LARGO — Sam Rizkallah and his four-footed first mate enjoyed the most active kind of bond. Man and dog were more than companions; they were best friends.
On Tuesday that bond cost Rizkallah, 58, his life.
You can't overstate the joy that the self-employed laundry operator took in piloting his 27-foot boat on the shimmering waters of the Gulf of Mexico on weekends, Oliver, his 4-year-old boxer, sniffing the breeze and the saltwater.
The buddies didn't even fish. A successful day was just being out there.
On Tuesday, a great day meant stopping at the Three Rooker sandbar, a favorite romping spot between Honeymoon Island and Anclote Key. In the boat with him were his niece, Carol; her husband, Todd Cochran; Carol and Todd's two children; and Abe, Sam's older brother.
It was hot, but the water cooled them. About 2 p.m., Rizkallah and Cochran stood in chest-deep water trying to anchor the bow, according to the Florida Fish and Wildlife Conservation Commission.
That's when Oliver decided to get in on the fun. The dog jumped out of the boat and swam toward Rizkallah.
Oliver never reached his master's arms.
Wildlife commission spokesman Gary Morse said that in 15 years with the agency, he had never seen a drowning occur because someone tried to rescue an animal. In the past three weeks, it has happened twice.
On May 24, John Patti of Palm Harbor jumped from a boat on Lake Tarpon. Rascal, a Yorkshire terrier, had fallen overboard. Patti, 70, managed to return the dog to the boat before slipping underwater. Authorities found his body the next day.
"These two gentlemen (Patti and Rizkallah) were not in deep water," Morse said. "But a strong current can have an effect on you no matter how strong you are or how well you had previously planned."
Such a current swept Oliver away from his owner, authorities said. Rizkallah, a fitness buff who enjoyed running and working out, swam after the dog. Whether anyone realized it or not, he was already in great danger.
Cochran joined the pursuit, but the current swept out both men.
Another boater saw Rizkallah struggling and threw him a lifeline, the wildlife commission said. He was not able to hold on to it. Morse attributed that to the current and Rizkallah's exhaustion.
A native Palestinian, Isam "Sam" Rizkallah immigrated to the Detroit area in 1970. He moved to Clearwater in 1980 and met Joanna Patterson in 1993. She was impressed by his exuberant spirit of generosity and zest for life. They married in 1995 and lived in Largo. Rizkallah owned a laundry business called Lost Sock.
"He was a wonderful man, son, husband, brother, friend, uncle and great-uncle," said Patterson, 54.
A sales and marketing director for the Hilton Clearwater Beach, Patterson was at a business meeting in Las Vegas when she heard the news.

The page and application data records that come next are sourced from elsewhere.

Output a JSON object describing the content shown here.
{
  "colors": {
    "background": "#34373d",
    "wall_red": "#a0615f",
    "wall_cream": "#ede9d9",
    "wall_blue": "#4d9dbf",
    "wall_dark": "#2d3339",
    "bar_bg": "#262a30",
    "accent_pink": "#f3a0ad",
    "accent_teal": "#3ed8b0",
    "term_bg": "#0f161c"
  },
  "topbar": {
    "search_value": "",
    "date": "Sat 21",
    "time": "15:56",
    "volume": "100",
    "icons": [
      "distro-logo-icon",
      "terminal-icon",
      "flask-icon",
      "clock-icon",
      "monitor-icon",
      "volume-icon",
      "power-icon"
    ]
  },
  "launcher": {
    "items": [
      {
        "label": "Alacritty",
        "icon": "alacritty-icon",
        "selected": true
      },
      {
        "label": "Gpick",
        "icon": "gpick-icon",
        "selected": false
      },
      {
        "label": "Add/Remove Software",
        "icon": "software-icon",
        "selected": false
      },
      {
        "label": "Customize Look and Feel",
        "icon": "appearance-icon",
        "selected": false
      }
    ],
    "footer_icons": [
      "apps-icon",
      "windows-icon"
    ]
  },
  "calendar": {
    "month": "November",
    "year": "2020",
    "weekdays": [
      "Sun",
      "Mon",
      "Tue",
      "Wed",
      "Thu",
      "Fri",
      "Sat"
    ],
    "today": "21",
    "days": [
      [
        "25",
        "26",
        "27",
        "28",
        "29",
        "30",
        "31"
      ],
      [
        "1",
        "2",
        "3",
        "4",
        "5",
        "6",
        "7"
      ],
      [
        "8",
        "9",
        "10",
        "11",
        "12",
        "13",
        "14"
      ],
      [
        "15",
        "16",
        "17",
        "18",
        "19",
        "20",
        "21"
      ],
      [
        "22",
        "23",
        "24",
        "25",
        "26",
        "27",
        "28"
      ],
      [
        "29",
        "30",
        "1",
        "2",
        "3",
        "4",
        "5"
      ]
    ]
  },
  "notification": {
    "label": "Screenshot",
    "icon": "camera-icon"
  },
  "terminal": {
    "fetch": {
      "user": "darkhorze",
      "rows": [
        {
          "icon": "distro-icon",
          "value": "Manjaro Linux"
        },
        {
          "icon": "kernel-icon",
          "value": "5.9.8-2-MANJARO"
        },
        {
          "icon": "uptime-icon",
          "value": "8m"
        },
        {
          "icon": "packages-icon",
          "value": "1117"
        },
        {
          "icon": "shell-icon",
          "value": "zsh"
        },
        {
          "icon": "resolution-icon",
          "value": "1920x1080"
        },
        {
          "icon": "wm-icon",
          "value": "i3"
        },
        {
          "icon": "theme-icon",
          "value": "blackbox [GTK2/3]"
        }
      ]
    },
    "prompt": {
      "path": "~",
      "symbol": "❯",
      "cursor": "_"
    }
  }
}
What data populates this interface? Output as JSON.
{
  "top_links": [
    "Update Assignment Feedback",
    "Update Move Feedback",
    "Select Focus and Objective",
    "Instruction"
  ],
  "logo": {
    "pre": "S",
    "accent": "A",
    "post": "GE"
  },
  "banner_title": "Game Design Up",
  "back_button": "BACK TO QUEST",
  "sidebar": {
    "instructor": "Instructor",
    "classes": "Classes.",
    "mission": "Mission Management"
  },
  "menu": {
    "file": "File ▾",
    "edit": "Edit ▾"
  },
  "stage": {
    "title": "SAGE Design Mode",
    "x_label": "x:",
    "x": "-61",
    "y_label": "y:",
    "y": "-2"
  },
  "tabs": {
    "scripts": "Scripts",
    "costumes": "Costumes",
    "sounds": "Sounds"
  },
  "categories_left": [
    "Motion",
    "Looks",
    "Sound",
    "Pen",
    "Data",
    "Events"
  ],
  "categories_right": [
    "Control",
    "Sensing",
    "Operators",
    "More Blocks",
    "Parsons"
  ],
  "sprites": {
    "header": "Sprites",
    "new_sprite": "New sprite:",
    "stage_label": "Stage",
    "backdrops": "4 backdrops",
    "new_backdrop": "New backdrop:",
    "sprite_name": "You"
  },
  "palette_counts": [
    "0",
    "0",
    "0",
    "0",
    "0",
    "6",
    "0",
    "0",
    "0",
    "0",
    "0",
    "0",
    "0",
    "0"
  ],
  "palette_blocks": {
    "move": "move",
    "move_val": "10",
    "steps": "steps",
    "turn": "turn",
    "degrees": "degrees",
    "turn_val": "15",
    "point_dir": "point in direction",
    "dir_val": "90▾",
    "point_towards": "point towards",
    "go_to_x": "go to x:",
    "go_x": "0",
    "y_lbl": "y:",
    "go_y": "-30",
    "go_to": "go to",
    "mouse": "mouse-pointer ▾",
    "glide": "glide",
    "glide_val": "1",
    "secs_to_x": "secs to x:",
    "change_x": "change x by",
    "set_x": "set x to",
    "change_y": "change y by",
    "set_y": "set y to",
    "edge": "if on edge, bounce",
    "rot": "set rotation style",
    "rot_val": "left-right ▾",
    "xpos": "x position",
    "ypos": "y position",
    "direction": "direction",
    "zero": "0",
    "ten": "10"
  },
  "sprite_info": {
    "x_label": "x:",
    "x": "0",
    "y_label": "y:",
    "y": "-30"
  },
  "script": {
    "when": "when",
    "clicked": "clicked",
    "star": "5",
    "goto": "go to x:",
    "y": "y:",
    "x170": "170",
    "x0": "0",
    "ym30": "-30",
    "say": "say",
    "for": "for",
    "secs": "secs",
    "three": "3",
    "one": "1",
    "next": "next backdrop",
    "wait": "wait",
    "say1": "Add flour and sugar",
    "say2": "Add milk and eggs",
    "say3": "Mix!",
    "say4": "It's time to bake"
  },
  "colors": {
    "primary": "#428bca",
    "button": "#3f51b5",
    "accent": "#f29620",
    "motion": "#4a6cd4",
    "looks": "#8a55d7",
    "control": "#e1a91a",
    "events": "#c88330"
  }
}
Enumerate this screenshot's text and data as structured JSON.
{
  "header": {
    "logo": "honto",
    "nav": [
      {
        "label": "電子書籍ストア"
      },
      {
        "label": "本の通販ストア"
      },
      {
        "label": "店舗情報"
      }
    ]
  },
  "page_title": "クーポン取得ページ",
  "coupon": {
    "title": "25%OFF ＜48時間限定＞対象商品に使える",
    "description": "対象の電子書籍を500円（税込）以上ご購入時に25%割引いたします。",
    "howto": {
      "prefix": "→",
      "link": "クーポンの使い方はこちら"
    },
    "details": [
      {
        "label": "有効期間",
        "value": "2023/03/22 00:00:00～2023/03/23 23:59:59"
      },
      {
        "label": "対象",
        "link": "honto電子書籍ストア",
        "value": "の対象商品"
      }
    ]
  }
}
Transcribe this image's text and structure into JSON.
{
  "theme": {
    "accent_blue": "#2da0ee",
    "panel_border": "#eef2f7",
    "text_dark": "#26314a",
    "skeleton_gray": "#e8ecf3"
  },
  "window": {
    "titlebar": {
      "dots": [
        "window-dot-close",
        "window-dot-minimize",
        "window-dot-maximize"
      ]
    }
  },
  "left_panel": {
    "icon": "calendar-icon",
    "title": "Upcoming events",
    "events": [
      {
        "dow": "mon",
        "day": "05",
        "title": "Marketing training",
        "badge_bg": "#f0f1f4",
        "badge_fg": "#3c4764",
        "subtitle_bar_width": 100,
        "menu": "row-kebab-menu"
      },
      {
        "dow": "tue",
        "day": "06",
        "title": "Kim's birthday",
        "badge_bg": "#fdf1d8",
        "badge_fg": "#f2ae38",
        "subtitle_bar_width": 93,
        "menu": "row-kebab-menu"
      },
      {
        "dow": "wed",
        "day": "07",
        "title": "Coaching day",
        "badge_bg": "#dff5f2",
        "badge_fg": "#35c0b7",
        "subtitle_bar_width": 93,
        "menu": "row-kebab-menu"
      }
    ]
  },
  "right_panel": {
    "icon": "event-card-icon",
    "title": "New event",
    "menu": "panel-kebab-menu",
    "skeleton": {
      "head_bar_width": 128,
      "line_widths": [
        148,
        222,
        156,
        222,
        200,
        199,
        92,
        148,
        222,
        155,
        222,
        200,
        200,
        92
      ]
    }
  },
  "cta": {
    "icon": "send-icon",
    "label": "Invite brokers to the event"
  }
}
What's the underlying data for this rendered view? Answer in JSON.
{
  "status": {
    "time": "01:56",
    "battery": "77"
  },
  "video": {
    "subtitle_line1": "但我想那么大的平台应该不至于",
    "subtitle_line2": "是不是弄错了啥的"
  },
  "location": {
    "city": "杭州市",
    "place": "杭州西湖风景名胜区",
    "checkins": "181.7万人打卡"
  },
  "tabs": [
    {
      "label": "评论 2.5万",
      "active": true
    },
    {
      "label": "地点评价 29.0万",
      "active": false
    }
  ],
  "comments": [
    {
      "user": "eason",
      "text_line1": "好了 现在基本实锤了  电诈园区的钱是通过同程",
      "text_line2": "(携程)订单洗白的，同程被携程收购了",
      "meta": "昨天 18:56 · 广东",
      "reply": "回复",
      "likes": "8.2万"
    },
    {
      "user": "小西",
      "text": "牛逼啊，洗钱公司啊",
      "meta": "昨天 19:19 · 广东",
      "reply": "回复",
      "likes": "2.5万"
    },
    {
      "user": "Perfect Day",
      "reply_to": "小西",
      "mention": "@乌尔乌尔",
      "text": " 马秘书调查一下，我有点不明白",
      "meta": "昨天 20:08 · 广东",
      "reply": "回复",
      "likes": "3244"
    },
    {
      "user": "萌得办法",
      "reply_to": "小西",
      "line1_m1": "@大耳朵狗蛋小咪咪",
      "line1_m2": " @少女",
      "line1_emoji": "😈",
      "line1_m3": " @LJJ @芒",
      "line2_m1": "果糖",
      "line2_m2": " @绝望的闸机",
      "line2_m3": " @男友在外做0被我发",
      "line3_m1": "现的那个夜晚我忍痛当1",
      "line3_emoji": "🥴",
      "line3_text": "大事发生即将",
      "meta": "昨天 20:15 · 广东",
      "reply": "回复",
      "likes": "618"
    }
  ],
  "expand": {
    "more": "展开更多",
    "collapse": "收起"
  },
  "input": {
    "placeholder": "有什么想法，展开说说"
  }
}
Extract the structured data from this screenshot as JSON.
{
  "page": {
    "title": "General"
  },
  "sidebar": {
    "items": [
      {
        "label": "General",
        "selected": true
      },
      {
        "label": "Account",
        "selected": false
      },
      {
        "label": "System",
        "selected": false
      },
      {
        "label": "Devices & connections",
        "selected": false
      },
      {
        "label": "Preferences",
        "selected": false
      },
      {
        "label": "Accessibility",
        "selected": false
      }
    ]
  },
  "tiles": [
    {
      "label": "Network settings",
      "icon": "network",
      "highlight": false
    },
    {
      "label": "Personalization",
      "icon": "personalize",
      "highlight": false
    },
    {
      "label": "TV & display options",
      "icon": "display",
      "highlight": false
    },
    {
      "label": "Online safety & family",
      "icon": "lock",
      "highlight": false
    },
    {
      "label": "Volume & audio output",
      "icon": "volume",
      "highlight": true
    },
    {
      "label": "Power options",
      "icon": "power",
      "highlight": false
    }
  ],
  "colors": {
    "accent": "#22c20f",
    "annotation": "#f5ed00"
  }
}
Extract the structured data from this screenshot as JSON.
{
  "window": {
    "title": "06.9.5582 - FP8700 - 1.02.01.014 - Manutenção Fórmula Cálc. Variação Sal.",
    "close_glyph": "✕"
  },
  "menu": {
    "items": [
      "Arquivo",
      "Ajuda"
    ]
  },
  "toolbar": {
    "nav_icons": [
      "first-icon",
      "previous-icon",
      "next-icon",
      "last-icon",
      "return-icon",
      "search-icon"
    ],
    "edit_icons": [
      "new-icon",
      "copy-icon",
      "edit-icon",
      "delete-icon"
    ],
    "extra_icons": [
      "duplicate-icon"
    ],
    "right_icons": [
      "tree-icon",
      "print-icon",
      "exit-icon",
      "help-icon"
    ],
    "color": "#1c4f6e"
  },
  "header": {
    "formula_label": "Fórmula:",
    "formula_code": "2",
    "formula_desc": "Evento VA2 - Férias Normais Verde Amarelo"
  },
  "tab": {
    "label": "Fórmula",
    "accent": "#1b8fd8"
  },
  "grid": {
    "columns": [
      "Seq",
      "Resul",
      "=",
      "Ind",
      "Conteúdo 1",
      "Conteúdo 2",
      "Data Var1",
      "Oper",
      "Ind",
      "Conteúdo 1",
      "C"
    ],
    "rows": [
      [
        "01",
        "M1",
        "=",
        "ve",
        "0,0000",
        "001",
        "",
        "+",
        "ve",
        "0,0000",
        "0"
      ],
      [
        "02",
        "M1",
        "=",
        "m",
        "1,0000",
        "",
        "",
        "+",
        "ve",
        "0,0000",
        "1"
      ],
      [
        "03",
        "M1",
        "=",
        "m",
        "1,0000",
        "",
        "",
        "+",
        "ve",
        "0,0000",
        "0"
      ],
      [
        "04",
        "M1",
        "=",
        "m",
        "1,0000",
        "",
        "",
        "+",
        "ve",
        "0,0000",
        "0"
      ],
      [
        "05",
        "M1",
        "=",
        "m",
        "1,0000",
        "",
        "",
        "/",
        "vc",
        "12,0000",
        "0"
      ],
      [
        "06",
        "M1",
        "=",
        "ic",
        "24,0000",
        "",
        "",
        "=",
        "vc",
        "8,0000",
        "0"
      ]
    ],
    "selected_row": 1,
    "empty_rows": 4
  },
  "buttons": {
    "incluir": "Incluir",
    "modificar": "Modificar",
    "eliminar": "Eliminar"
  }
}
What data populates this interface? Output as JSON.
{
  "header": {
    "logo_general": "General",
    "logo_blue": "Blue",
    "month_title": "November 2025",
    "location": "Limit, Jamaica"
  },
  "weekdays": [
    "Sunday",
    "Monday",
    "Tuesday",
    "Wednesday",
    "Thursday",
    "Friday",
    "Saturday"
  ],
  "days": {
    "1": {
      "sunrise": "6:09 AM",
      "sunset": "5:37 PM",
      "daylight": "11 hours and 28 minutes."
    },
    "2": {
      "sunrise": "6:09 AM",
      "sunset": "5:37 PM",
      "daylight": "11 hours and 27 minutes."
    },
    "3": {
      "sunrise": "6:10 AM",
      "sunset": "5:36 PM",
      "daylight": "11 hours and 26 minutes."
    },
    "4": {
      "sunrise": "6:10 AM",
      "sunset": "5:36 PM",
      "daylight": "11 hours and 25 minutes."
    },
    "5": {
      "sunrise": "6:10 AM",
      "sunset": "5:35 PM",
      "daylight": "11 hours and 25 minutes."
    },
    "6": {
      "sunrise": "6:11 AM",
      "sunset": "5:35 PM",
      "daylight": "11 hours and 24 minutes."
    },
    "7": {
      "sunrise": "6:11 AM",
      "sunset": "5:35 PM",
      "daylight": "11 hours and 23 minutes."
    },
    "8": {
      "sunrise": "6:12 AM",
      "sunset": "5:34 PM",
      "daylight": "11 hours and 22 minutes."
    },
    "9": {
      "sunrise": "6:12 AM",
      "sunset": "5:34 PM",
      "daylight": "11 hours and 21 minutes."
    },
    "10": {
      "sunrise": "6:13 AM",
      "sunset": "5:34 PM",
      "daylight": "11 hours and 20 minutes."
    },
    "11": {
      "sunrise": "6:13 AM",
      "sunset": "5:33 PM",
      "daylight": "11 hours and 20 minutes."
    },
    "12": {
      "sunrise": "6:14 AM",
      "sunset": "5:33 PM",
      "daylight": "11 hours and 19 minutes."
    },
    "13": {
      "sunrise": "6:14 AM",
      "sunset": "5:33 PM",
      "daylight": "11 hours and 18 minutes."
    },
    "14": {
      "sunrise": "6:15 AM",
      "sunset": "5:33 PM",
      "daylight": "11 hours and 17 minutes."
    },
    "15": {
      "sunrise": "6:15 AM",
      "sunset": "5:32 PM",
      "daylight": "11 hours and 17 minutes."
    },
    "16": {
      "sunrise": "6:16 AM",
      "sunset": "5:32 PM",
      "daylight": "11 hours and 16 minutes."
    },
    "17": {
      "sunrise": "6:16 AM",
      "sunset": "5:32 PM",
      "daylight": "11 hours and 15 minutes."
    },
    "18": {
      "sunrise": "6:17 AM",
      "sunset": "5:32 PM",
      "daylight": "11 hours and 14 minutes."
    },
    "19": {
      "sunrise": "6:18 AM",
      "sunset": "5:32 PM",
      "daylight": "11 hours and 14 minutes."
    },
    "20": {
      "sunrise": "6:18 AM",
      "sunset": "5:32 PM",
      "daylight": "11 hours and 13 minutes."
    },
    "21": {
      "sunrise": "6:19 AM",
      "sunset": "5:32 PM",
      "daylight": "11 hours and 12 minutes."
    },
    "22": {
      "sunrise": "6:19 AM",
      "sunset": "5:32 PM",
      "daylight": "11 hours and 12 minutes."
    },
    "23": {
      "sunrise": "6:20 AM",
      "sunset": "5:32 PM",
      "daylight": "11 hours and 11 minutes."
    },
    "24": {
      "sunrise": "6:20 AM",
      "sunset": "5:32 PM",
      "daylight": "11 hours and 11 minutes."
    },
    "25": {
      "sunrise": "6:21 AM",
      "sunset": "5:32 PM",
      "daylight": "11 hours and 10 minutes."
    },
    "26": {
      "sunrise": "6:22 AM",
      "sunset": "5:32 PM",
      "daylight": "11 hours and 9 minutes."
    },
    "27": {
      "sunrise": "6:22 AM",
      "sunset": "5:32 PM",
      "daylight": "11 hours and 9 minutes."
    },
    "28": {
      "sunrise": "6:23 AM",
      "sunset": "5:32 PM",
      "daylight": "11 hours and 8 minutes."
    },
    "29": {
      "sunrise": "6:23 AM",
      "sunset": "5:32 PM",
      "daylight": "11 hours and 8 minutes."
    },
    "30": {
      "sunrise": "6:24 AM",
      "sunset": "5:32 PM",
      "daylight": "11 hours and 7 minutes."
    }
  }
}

She took a red-eye flight home, arriving at 2 a.m. Wednesday.
She understood how the accident happened. "Oliver saw his dad in the water and went to him," she said.
Rizkallah's body was found an hour later. The District Six Medical Examiner's Office has ruled the death an accidental drowning. Cochran was hospitalized for precautionary reasons.
Neither Patti nor Rizkallah had worn a life jacket. Such deaths might be statistically rare, but underestimating a current is common.
"It's hard to second-guess," said Morse. Nonetheless, he offered a few tips to boaters who find that a dog is drifting away in a current.
The best bet, he said, is to catch up to the dog in a boat. "Dogs will generally fend for themselves pretty well," Morse said.
They might even be able to swim out of a rip current. As an alternative to catching a dog in a boat, owners might retreat to shallower water or the beach and call to the animal. For good measure, numerous websites offer animal flotation devices.
Despite her shock, Patterson has found a single thread of consolation.
"He died doing what he loved. Doing what he always did, making others happy, with friends, family and Oliver on the water," she said. "This is all very shocking to everyone. He was a very strong man, and this is just out of nowhere.
"I truly loved this man," she said. "He was my hero and my best friend. He always took care of me."
The death was a second tragedy for Patterson, whose 83-year-old mother was killed in Palm Beach County in 2010 when she was hit by a car while walking her dog. The poodle, Foster, also was killed.
A memorial service for Rizkallah starts at 2 p.m. Saturday at Anona United Methodist Church, 13233 Indian Rocks Road, Largo.
A gathering will follow at 390 Larchwood Drive.
Researcher Carolyn Edds contributed to this report. Andrew Meacham can be reached at firstname.lastname@example.org or (727) 892-2248.